:: Input data
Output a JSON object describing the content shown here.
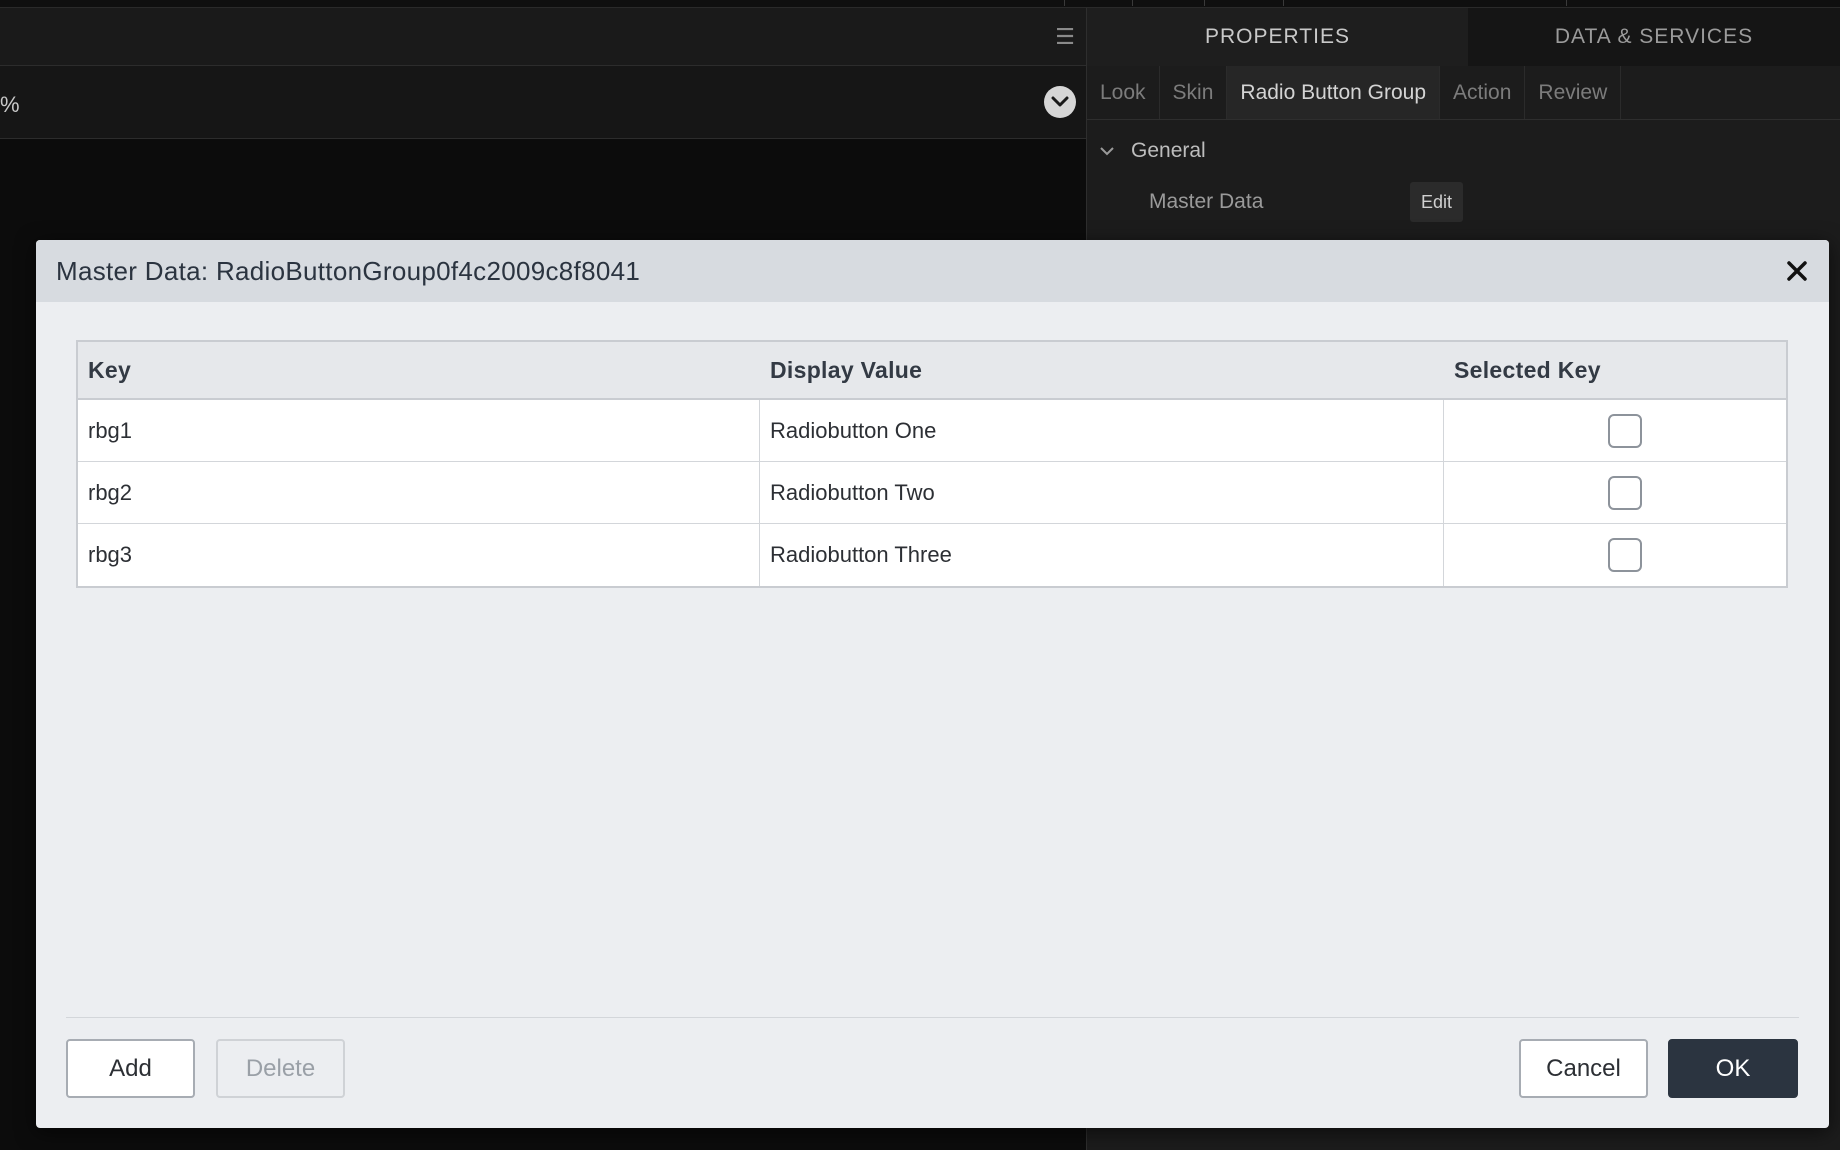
{
  "background": {
    "left_toolbar": {
      "partial_text": "%"
    },
    "right_panel": {
      "tabs": [
        {
          "label": "PROPERTIES",
          "active": true
        },
        {
          "label": "DATA & SERVICES",
          "active": false
        }
      ],
      "subtabs": [
        {
          "label": "Look"
        },
        {
          "label": "Skin"
        },
        {
          "label": "Radio Button Group",
          "active": true
        },
        {
          "label": "Action"
        },
        {
          "label": "Review"
        }
      ],
      "section": {
        "label": "General"
      },
      "row": {
        "label": "Master Data",
        "button": "Edit"
      }
    }
  },
  "modal": {
    "title": "Master Data: RadioButtonGroup0f4c2009c8f8041",
    "columns": [
      "Key",
      "Display Value",
      "Selected Key"
    ],
    "rows": [
      {
        "key": "rbg1",
        "display": "Radiobutton One",
        "selected": false
      },
      {
        "key": "rbg2",
        "display": "Radiobutton Two",
        "selected": false
      },
      {
        "key": "rbg3",
        "display": "Radiobutton Three",
        "selected": false
      }
    ],
    "buttons": {
      "add": "Add",
      "delete": "Delete",
      "cancel": "Cancel",
      "ok": "OK"
    }
  },
  "colors": {
    "modal_header_bg": "#d7dbe0",
    "modal_body_bg": "#eceef1",
    "primary_button": "#2b3440",
    "app_dark_bg": "#0b0b0b"
  }
}
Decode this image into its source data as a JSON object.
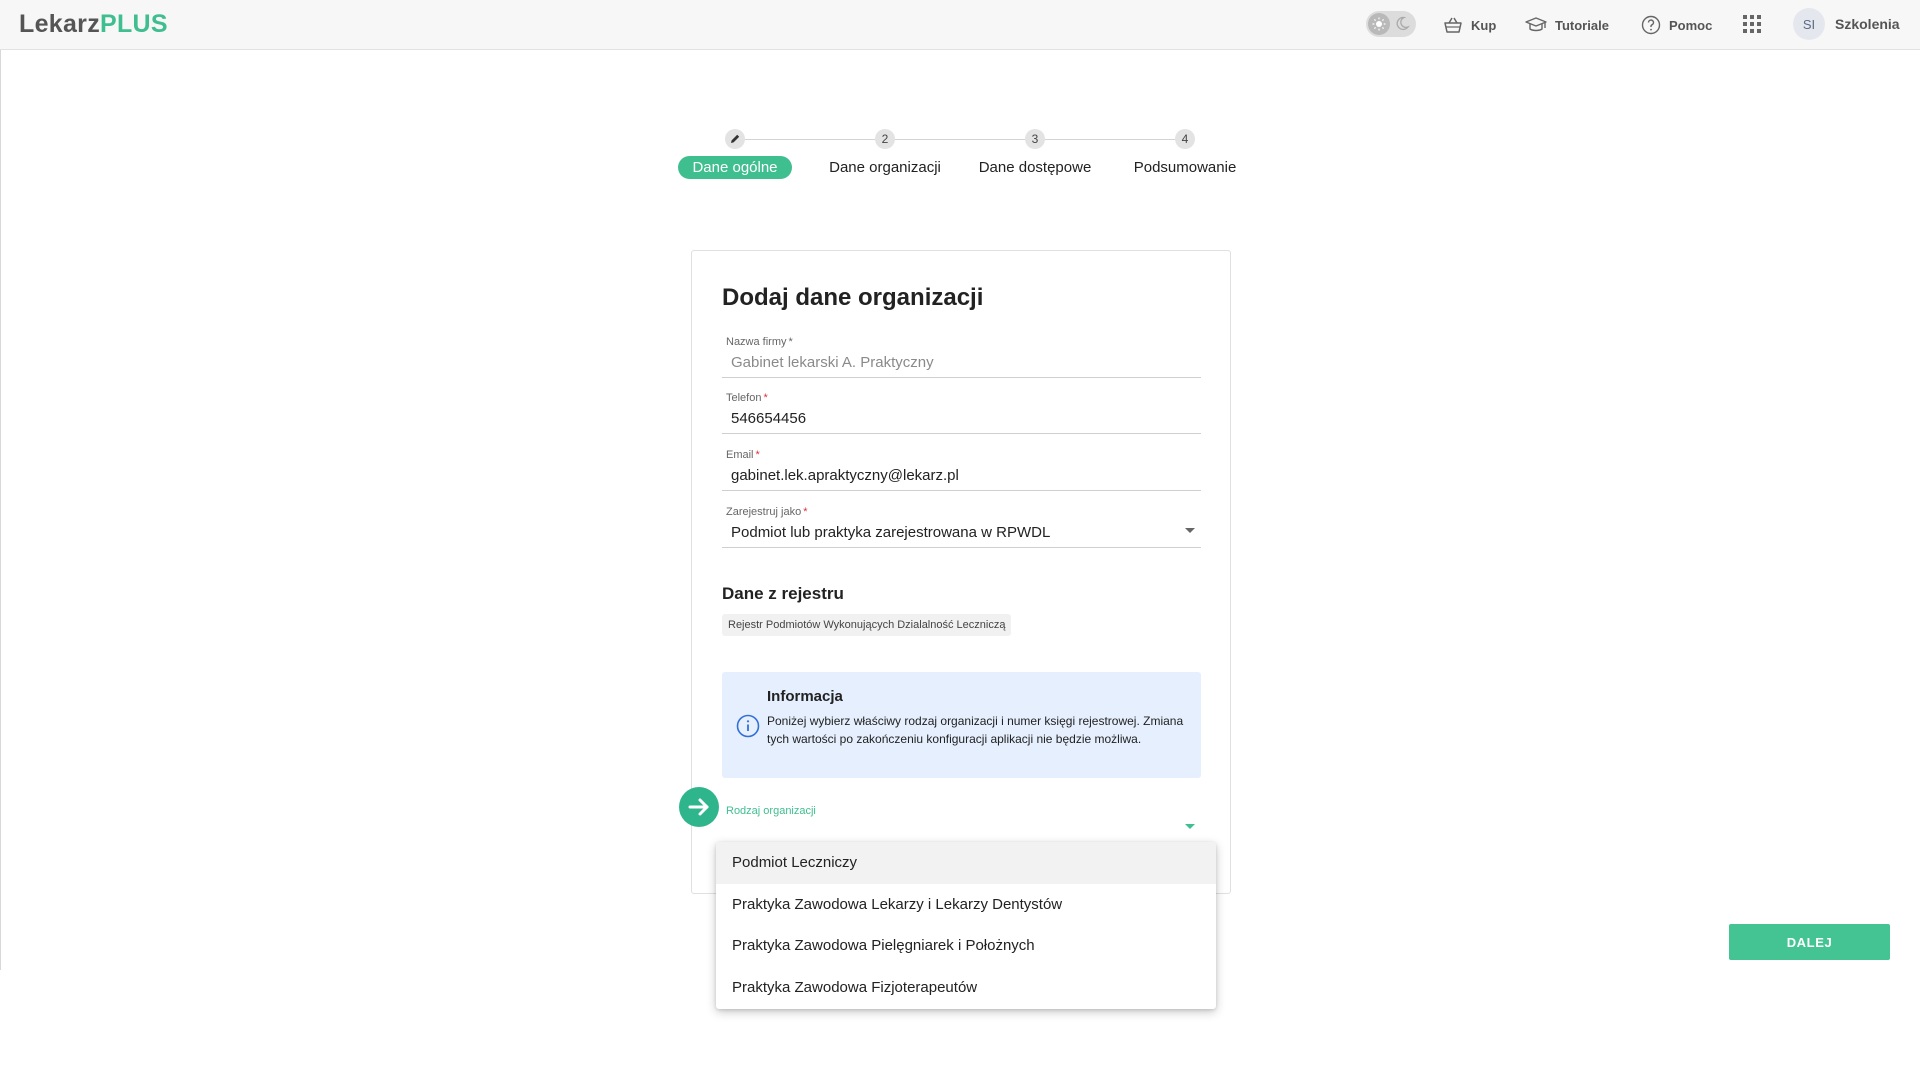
{
  "header": {
    "logo_part1": "Lekarz",
    "logo_part2": "PLUS",
    "nav": [
      {
        "label": "Kup",
        "icon": "basket-icon"
      },
      {
        "label": "Tutoriale",
        "icon": "graduation-cap-icon"
      },
      {
        "label": "Pomoc",
        "icon": "help-circle-icon"
      }
    ],
    "avatar_initials": "SI",
    "user_name": "Szkolenia"
  },
  "stepper": {
    "steps": [
      {
        "number": "",
        "label": "Dane ogólne",
        "active": true,
        "icon": "pencil-icon"
      },
      {
        "number": "2",
        "label": "Dane organizacji",
        "active": false
      },
      {
        "number": "3",
        "label": "Dane dostępowe",
        "active": false
      },
      {
        "number": "4",
        "label": "Podsumowanie",
        "active": false
      }
    ]
  },
  "form": {
    "title": "Dodaj dane organizacji",
    "company_name": {
      "label": "Nazwa firmy",
      "required_mark": "*",
      "value": "Gabinet lekarski A. Praktyczny"
    },
    "phone": {
      "label": "Telefon",
      "required_mark": "*",
      "value": "546654456"
    },
    "email": {
      "label": "Email",
      "required_mark": "*",
      "value": "gabinet.lek.apraktyczny@lekarz.pl"
    },
    "register_as": {
      "label": "Zarejestruj jako",
      "required_mark": "*",
      "value": "Podmiot lub praktyka zarejestrowana w RPWDL"
    },
    "registry_section_title": "Dane z rejestru",
    "registry_chip": "Rejestr Podmiotów Wykonujących Dzialalność Leczniczą",
    "info": {
      "title": "Informacja",
      "text": "Poniżej wybierz właściwy rodzaj organizacji i numer księgi rejestrowej. Zmiana tych wartości po zakończeniu konfiguracji aplikacji nie będzie możliwa."
    },
    "org_type": {
      "label": "Rodzaj organizacji",
      "value": ""
    }
  },
  "dropdown": {
    "options": [
      "Podmiot Leczniczy",
      "Praktyka Zawodowa Lekarzy i Lekarzy Dentystów",
      "Praktyka Zawodowa Pielęgniarek i Położnych",
      "Praktyka Zawodowa Fizjoterapeutów"
    ],
    "highlighted_index": 0
  },
  "actions": {
    "next_label": "DALEJ"
  },
  "colors": {
    "accent": "#3fbf8f",
    "required": "#d9333f",
    "info_bg": "#e6effd"
  }
}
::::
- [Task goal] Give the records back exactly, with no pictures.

- [Solution]
Output a JSON object describing the content shown here.
{
  "background": {
    "left_toolbar": {
      "partial_text": "%"
    },
    "right_panel": {
      "tabs": [
        {
          "label": "PROPERTIES",
          "active": true
        },
        {
          "label": "DATA & SERVICES",
          "active": false
        }
      ],
      "subtabs": [
        {
          "label": "Look"
        },
        {
          "label": "Skin"
        },
        {
          "label": "Radio Button Group",
          "active": true
        },
        {
          "label": "Action"
        },
        {
          "label": "Review"
        }
      ],
      "section": {
        "label": "General"
      },
      "row": {
        "label": "Master Data",
        "button": "Edit"
      }
    }
  },
  "modal": {
    "title": "Master Data: RadioButtonGroup0f4c2009c8f8041",
    "columns": [
      "Key",
      "Display Value",
      "Selected Key"
    ],
    "rows": [
      {
        "key": "rbg1",
        "display": "Radiobutton One",
        "selected": false
      },
      {
        "key": "rbg2",
        "display": "Radiobutton Two",
        "selected": false
      },
      {
        "key": "rbg3",
        "display": "Radiobutton Three",
        "selected": false
      }
    ],
    "buttons": {
      "add": "Add",
      "delete": "Delete",
      "cancel": "Cancel",
      "ok": "OK"
    }
  },
  "colors": {
    "modal_header_bg": "#d7dbe0",
    "modal_body_bg": "#eceef1",
    "primary_button": "#2b3440",
    "app_dark_bg": "#0b0b0b"
  }
}
Decode this image into its source data as a JSON object.
{
  "header": {
    "logo_part1": "Lekarz",
    "logo_part2": "PLUS",
    "nav": [
      {
        "label": "Kup",
        "icon": "basket-icon"
      },
      {
        "label": "Tutoriale",
        "icon": "graduation-cap-icon"
      },
      {
        "label": "Pomoc",
        "icon": "help-circle-icon"
      }
    ],
    "avatar_initials": "SI",
    "user_name": "Szkolenia"
  },
  "stepper": {
    "steps": [
      {
        "number": "",
        "label": "Dane ogólne",
        "active": true,
        "icon": "pencil-icon"
      },
      {
        "number": "2",
        "label": "Dane organizacji",
        "active": false
      },
      {
        "number": "3",
        "label": "Dane dostępowe",
        "active": false
      },
      {
        "number": "4",
        "label": "Podsumowanie",
        "active": false
      }
    ]
  },
  "form": {
    "title": "Dodaj dane organizacji",
    "company_name": {
      "label": "Nazwa firmy",
      "required_mark": "*",
      "value": "Gabinet lekarski A. Praktyczny"
    },
    "phone": {
      "label": "Telefon",
      "required_mark": "*",
      "value": "546654456"
    },
    "email": {
      "label": "Email",
      "required_mark": "*",
      "value": "gabinet.lek.apraktyczny@lekarz.pl"
    },
    "register_as": {
      "label": "Zarejestruj jako",
      "required_mark": "*",
      "value": "Podmiot lub praktyka zarejestrowana w RPWDL"
    },
    "registry_section_title": "Dane z rejestru",
    "registry_chip": "Rejestr Podmiotów Wykonujących Dzialalność Leczniczą",
    "info": {
      "title": "Informacja",
      "text": "Poniżej wybierz właściwy rodzaj organizacji i numer księgi rejestrowej. Zmiana tych wartości po zakończeniu konfiguracji aplikacji nie będzie możliwa."
    },
    "org_type": {
      "label": "Rodzaj organizacji",
      "value": ""
    }
  },
  "dropdown": {
    "options": [
      "Podmiot Leczniczy",
      "Praktyka Zawodowa Lekarzy i Lekarzy Dentystów",
      "Praktyka Zawodowa Pielęgniarek i Położnych",
      "Praktyka Zawodowa Fizjoterapeutów"
    ],
    "highlighted_index": 0
  },
  "actions": {
    "next_label": "DALEJ"
  },
  "colors": {
    "accent": "#3fbf8f",
    "required": "#d9333f",
    "info_bg": "#e6effd"
  }
}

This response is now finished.